TASK = Read the records beneath this task and copy every line that contains the string "Full".
··· MATERIALS PROVIDED ···
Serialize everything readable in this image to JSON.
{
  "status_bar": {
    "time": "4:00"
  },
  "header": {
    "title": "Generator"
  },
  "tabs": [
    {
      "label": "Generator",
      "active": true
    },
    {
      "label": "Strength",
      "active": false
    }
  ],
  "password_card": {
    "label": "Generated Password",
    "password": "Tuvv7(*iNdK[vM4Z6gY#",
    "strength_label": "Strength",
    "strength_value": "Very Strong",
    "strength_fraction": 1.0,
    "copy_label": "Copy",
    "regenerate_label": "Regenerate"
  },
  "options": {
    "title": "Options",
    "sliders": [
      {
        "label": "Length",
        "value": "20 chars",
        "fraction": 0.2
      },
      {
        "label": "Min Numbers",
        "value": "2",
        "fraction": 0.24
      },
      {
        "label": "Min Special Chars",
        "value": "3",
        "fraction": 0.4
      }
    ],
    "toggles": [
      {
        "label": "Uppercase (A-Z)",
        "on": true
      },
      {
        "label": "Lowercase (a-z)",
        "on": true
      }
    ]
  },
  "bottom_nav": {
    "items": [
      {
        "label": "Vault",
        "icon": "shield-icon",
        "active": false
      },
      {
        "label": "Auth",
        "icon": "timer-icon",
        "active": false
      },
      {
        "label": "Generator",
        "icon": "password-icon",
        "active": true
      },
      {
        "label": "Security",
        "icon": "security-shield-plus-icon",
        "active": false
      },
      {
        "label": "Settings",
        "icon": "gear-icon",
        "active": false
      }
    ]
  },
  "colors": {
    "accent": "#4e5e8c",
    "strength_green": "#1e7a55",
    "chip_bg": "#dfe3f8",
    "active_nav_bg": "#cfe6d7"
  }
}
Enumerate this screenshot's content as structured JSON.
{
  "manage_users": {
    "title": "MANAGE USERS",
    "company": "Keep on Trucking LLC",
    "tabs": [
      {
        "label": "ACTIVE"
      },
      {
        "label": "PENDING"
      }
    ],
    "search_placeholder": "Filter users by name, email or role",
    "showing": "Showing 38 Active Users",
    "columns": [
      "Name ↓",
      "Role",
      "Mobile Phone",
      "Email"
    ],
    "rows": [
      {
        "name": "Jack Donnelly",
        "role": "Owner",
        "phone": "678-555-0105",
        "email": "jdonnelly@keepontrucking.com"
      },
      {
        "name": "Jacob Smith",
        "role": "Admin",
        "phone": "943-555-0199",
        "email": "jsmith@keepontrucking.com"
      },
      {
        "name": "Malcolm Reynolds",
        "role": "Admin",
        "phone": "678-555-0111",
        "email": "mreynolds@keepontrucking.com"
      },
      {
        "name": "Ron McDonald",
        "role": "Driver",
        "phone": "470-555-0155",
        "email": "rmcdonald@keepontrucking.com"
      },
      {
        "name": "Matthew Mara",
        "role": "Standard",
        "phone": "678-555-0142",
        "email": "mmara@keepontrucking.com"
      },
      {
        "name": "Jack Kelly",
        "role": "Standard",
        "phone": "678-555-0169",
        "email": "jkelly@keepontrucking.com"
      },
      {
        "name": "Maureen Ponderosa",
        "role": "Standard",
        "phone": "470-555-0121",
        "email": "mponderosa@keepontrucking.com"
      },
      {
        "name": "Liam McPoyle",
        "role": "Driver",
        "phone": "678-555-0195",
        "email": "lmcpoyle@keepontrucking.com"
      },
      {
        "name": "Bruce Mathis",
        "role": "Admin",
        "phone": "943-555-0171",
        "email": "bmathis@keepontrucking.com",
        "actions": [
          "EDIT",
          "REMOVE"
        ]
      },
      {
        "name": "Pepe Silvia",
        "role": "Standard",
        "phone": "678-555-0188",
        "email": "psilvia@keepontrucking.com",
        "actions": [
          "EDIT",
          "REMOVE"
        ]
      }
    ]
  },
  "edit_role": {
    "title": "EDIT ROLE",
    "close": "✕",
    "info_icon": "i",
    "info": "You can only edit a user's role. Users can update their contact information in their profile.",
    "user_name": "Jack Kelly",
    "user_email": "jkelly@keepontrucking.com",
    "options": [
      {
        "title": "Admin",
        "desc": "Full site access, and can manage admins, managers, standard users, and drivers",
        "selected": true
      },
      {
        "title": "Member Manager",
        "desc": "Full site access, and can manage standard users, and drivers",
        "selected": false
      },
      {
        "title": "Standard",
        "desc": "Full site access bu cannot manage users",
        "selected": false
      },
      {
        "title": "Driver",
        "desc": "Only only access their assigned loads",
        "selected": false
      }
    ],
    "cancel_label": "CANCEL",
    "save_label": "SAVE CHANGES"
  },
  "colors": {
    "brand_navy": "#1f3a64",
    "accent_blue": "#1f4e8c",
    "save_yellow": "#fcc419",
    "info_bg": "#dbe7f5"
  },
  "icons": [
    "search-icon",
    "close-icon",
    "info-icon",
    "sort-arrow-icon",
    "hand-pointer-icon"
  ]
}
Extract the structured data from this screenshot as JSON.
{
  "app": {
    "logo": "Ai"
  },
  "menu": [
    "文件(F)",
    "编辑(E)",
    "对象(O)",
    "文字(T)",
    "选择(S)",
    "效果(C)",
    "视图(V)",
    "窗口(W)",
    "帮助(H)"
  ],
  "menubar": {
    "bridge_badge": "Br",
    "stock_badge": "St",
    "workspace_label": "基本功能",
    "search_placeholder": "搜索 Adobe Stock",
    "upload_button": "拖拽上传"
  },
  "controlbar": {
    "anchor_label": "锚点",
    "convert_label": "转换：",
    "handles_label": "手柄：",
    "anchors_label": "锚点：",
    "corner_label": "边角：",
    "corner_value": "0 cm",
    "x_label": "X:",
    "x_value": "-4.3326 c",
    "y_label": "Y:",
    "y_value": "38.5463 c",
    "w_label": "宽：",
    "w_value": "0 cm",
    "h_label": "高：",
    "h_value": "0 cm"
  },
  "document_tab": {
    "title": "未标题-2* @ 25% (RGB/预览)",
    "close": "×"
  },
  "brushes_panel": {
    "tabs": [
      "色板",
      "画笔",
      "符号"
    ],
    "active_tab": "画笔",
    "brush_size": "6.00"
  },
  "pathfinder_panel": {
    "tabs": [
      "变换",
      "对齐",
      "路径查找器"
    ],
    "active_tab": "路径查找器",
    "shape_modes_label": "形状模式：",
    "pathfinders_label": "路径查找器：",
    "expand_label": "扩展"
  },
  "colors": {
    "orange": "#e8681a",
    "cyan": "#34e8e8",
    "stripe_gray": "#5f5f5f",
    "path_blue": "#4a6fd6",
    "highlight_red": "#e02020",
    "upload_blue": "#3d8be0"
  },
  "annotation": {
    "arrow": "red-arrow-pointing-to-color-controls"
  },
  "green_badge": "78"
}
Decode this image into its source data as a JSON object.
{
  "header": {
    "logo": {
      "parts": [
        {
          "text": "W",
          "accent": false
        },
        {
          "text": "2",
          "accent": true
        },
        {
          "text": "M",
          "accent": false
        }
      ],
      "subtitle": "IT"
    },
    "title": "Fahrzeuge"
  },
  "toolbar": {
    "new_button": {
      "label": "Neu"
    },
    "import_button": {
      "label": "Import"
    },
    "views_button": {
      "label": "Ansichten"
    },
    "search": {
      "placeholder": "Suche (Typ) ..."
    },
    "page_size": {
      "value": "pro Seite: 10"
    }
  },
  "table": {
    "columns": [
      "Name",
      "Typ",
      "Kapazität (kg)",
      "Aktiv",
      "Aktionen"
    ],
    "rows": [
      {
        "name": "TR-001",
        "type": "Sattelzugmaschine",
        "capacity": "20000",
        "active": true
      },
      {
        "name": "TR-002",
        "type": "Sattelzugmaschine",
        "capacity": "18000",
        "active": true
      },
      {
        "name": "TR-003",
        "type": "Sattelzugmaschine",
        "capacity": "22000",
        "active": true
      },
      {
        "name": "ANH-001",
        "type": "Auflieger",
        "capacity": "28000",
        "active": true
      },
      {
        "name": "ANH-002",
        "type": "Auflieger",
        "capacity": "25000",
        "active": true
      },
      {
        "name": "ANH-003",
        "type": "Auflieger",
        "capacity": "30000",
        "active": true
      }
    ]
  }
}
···
TASK RESULT =
        "desc": "Full site access, and can manage admins, managers, standard users, and drivers",
        "desc": "Full site access, and can manage standard users, and drivers",
        "desc": "Full site access bu cannot manage users",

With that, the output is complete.